A strong cold front will approach the DC Area on Saturday afternoon. High temperatures may soar into the lower to middle 70s. At this time, a widespread severe weather outbreak isn’t looking likely with the best dynamics (wind shear) remaining across northern Maryland near the Pennsylvania border.
Latest GFS (image below courtesy WxBell) shows cold front approaching the spine of the Appalachians at 1PM Saturday:
The Cold front is forecast to pass through the DC region during the peak heating of the afternoon (image below 7pm Saturday):
High temperatures on Saturday may reach the lower to middle 70s:
Convective Available Potential Energy (CAPE), an ingredient forecasters look at when determining severe weather potential is relatively low (these numbers could increase as we get closer to Saturday and will need to be monitored in case the front slows down):
GFS Model (CAPE):
Euro Model (CAPE):
Latest North American Model shows what will likely be a squall line (line of heavy storms) moving across the Appalachians, eventually moving east across the National Capital Region:
At this time it appears that the best energy will stay just north of the Pennsylvania border, but of course our region may still end up being placed under “slight risk” of Severe Thunderstorms by the Storm Prediction Center, so will monitor closely.

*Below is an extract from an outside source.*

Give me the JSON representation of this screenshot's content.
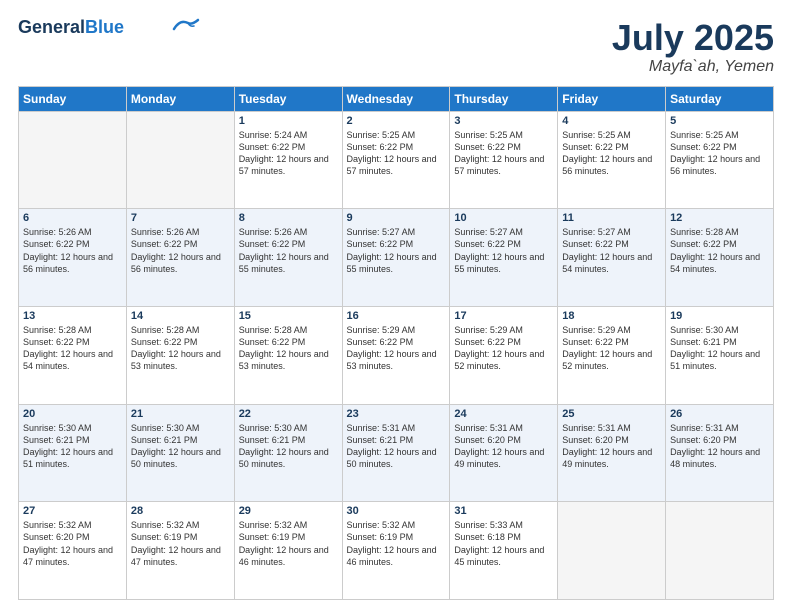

Any strong storms that do form will likely pose a main threat of gusty winds and small hail.
The latest Ensemble and Operational forecast models keep a weakening wave of low pressure well north of DC on the 27th of February (I was hoping it would provide some light snow across our area). Some light snow may streak eastward into Pennsylvania and southern New England with increasing cloudiness and a few showers possible here. Boo! I know, it’s depressing.